And though politics and war are decidedly the provinces of men in ancient Rome, women are adept at using their wits and charms to gain influence outside their traditional sphere. Cleopatra, the ruthless, golden-eyed queen, welcomes Antony to her court and her bed but keeps her heart well guarded. A ruler first and a woman second, Cleopatra has but one desire: to place her child on his father, Julius Caesar's, vacant throne. Octavian, too, has a strong woman by his side: his exquisite wife, raven-haired Livia Drusilla, who learns to wield quiet power to help her husband in his quest for ascendancy. As the plot races toward its inevitable conclusion -- with battles on land and sea -- conspiracy and murder, love and politics become irrevocably entwined.
McCullough's knowledge of Roman history is detailed and extensive. Her masterful and meticulously researched narrative is filled with a cast of historical characters whose motives, passions, flaws, and insecurities are vividly imagined and expertly drawn. The grandeur of ancient Rome comes to life as a timeless human drama plays out against the dramatic backdrop of the Republic's final days.
repaired the ravages wine had wreaked upon his body and, more important, his mind. He really was extraordinary! Any other man of his age would have emerged showing physical scars of dissipation, but not Mark Antony. As fit as ever, certainly fit enough to conduct his ridiculous campaign. But this time he would not be marching for Phraaspa, of that she could be sure. Without the absent Canidius to back her up it had been hard going, but she had kept grinding away at Antony’s ambitions over the
and thumped her bolster. “None of this is to my advantage, but I keep thinking of the mess Caesar left behind in Alexandria, and of how I had to get all its citizens cooperating instead of warring class against class. I failed because I didn’t see that social wars are disastrous. Caesar left me the advice, but I wasn’t clever enough to use it. But if it were to happen again, I would know how to deal with it. And what I see happening in Italia is a variation upon my own struggle. Forget your
of Egypt can dig the Roman out of a Roman. I almost succeeded. But only almost. I couldn’t do it to Caesar, and I can’t do it to Antonius. So why am I here? Why, over these last nundinae, have I found myself growing softer with him, stopped flogging him? Been kind to him, I who am not kind? Then it dawned upon her with the terror of some sudden natural catastrophe—an avalanche, a wall of water, an earthquake: I love him! Cradling him protectively, she kissed his face, his hands, his wrists, and,
strong sun, and erected a series of struts over part of the area, then planted grape vines to train over them. With the years they had festooned the frame into a dappled haven pendant at this season with dangling bunches of pale green beads. * * * Four men sat in big chairs around a low table, with a fifth chair vacant to complete the circle. Two jugs and a number of beakers sat on the table, of plain Apulian pottery—no golden goblets or Alexandrian glass flagons for Octavian! The water jug

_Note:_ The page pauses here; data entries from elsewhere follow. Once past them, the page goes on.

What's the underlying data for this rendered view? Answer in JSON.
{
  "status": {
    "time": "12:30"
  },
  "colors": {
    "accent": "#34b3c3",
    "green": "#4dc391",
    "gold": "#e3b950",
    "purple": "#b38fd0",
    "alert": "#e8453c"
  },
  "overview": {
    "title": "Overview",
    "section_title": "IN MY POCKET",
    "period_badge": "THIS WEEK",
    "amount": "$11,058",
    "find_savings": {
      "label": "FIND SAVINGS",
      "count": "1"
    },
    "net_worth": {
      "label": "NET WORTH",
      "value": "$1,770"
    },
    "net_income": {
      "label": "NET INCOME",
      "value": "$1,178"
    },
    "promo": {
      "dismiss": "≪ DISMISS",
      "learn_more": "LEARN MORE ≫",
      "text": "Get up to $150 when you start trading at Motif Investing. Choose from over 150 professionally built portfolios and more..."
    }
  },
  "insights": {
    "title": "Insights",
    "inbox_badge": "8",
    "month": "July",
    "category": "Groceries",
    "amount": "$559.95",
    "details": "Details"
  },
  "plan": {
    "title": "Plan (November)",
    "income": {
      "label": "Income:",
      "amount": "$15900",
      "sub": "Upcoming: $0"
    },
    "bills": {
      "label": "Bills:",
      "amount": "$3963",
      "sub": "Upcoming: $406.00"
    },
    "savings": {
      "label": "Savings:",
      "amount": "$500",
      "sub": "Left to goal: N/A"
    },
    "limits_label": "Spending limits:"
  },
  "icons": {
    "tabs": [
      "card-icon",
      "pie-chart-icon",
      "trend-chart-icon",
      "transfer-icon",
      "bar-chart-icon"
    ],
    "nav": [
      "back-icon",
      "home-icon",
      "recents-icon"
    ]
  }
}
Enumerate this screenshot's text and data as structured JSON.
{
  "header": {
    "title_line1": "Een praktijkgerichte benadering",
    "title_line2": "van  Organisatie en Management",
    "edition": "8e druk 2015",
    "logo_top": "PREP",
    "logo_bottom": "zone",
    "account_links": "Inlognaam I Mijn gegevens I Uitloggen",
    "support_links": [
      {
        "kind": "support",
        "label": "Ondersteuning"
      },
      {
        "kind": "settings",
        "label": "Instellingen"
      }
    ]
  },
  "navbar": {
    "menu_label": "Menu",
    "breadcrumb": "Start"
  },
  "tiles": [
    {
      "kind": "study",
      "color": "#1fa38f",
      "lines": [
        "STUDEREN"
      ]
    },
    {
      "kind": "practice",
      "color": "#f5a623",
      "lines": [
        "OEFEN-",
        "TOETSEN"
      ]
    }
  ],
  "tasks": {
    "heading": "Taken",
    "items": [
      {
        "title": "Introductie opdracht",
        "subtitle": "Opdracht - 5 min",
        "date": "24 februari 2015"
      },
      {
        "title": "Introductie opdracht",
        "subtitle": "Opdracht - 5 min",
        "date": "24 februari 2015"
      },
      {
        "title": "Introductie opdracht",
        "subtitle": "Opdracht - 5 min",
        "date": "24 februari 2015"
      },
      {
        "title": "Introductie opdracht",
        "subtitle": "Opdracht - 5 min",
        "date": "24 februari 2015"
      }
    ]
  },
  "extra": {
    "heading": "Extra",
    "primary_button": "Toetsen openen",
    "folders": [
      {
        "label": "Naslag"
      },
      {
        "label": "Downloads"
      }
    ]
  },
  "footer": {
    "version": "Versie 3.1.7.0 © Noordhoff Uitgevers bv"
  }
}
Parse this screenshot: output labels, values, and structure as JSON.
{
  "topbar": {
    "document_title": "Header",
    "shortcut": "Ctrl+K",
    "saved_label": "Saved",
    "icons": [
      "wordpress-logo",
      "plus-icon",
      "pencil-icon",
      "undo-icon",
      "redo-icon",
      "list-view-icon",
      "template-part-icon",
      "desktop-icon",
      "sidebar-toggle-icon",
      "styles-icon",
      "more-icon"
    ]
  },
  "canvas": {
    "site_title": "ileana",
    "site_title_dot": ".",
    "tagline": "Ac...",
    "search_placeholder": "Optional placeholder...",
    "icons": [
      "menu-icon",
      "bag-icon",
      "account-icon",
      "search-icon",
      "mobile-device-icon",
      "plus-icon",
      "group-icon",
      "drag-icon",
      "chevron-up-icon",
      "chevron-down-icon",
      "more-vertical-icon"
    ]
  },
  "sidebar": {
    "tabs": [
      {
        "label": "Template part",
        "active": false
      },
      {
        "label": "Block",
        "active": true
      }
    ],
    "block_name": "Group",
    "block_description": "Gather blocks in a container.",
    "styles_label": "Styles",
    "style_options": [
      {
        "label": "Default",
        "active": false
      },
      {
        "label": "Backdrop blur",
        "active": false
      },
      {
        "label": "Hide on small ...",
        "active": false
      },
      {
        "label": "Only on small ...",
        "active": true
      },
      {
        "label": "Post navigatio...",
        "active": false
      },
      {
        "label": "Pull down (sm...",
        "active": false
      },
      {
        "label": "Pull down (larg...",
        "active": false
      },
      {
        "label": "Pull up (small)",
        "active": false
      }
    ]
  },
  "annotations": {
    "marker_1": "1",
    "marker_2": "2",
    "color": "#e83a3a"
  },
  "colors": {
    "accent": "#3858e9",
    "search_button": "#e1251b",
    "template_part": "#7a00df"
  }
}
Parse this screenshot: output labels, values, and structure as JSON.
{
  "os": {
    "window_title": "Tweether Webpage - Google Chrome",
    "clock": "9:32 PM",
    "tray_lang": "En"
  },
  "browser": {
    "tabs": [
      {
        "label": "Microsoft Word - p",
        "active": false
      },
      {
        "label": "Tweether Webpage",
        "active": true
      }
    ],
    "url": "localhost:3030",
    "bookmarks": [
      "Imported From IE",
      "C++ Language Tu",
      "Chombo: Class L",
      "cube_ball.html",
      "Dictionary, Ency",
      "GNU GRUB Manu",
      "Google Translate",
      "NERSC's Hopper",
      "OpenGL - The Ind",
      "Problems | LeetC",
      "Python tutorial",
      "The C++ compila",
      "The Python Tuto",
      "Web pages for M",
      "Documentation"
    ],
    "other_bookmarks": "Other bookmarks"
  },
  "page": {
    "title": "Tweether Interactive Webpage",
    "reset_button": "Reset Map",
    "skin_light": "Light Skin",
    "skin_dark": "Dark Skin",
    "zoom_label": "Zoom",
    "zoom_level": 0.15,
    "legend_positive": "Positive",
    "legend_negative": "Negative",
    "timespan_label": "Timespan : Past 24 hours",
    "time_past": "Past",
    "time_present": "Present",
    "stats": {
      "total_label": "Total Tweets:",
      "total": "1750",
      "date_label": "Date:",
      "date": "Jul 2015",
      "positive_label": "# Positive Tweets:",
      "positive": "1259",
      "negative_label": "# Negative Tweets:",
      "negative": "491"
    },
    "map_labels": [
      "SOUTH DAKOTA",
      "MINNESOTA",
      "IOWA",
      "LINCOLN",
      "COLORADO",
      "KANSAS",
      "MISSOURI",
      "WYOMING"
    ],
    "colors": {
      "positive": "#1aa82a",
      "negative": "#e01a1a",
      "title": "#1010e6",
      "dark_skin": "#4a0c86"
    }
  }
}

short-tempered, and critical of things he usually ignored. Had she known him as well as Agrippa did, she would have seen all of it as evidence of self-detestation, and been right. As it was, she attempted to remind him that he needed his strength, therefore had to eat. “You need your strength, my dear, so you have to eat,” she said at the specially delicious dinner she had chosen. “You’re off to Narbo tomorrow, and you won’t be served any of your favorite dishes. Please, Caesar, eat!” “Tace!”